“Science Sunday” might sound daunting to those unaccustomed to scientific practices and vernacular, but the Seymour Marine Discovery Center’s (SMDC) membership and donor stewardship manager Katherine Moore explained that science doesn’t always have to evoke anxiety.
“[Science Sunday] is an opportunity for marine scientists, conservationists and environmentalists to bring their current research and topics to the public in an entertaining and easily understood format,” Moore said.
Since the event’s inception five years ago, the SMDC has held Science Sunday every third Sunday of the month, allowing over 50 scientists to share topics they have researched. These topics range from the scarcity of sand as a natural resource to the consequences of large predator loss on ecosystems worldwide.

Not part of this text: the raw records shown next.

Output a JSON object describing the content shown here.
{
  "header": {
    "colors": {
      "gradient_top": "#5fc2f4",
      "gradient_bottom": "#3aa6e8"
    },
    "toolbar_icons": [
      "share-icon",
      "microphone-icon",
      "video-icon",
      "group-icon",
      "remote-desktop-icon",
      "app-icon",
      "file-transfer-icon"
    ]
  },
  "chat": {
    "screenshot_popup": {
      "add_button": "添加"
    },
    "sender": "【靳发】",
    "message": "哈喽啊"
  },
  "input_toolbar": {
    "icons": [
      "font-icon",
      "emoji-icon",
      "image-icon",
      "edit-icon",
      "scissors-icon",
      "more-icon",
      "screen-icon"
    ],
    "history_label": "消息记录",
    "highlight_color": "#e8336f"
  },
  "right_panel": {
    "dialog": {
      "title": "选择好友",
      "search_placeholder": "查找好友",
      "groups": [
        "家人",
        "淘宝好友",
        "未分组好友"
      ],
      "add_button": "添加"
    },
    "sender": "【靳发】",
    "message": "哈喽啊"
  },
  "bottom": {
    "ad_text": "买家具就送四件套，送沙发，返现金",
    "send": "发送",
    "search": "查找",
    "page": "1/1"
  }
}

UC Santa Cruz professor Marc Mangel gave SMDC’s January lecture and discussed his experience serving as an independent scientific expert in an international case between Japan and Australia.
In 1946, the International Whaling Commission (IWC) signed the international Convention for the Regulation of Whaling. In 1982, the International Whaling Commission (IWC) legally suspended all whaling activity with the exception of nations whaling for scientific purposes, and in 1986, Japan allowed for the continuation of whaling under this premise. However, the treaty did not specify what connotes “scientific purposes,” and Australia said Japan used this ambiguity to its benefit.
“It can’t be science if it can’t change your mind,” Mangel said at Sunday’s event. Mangel explained in the case that science involves a hypothesis, a way to test that hypothesis and in examining the result, having the capability of changing minds.
With the restrictions given by the IWC, Mangel concluded Japan needed to examine its whaling practices and amend its practices based on the exponential amount of whales dying.
With this conclusion and Mangel’s scientific expertise, Japan’s whaling activities were dubbed unscientific and therefore unlawful according to the restrictions given by the IWC.
When the lecture ended, Santa Cruz resident JT Verbeck expressed her gratitude for the program.
“I wish they were doing it twice a month. I’ve been coming for two or three years,” Verbeck said. “It’s just a part of lifelong learning in a community that is just so essential to the health of the community.”
This month’s event will be led by researcher and Año Nuevo Island Natural Reserve Director Patrick Robinson on Feb. 15. Robinson’s latest research focuses on elephant seals and their at-sea behavior, which he admits can be pretty tough to track.
“It’s fairly difficult to study them,” Robinson said. “It’s not exactly like following a lion around and watching it kill a wildebeest. They’re traveling thousands of kilometers and hundreds of meters deep into the ocean, so any human ability to follow them just wouldn’t cut it.”
Robinson and other researchers like him have dedicated their careers to studying the behavior of marine animals. A relatively new technology called “biotagging” is making it easier to learn about these animals and bring that information to the public.
The tags are miniature electronic sensors that allow researchers to learn about marine animals and the ocean itself. One of several tags placed on the elephant seals, the Conductivity Temperature Depth tag uses satellite sensors and serves as an oceanic thermometer and blueprint for oceanographers.
With similar technologies, Robinson can study swimming and foraging patterns of marine animals, which he will discuss in-depth on Sunday.
“It’s great to share the information we collect to the general public,” Robinson said. “A lot of the research that gets done is just put in scientific journals and not a whole lot of people have access to those or read them regularly, so it’s nice to update people with the latest and greatest.”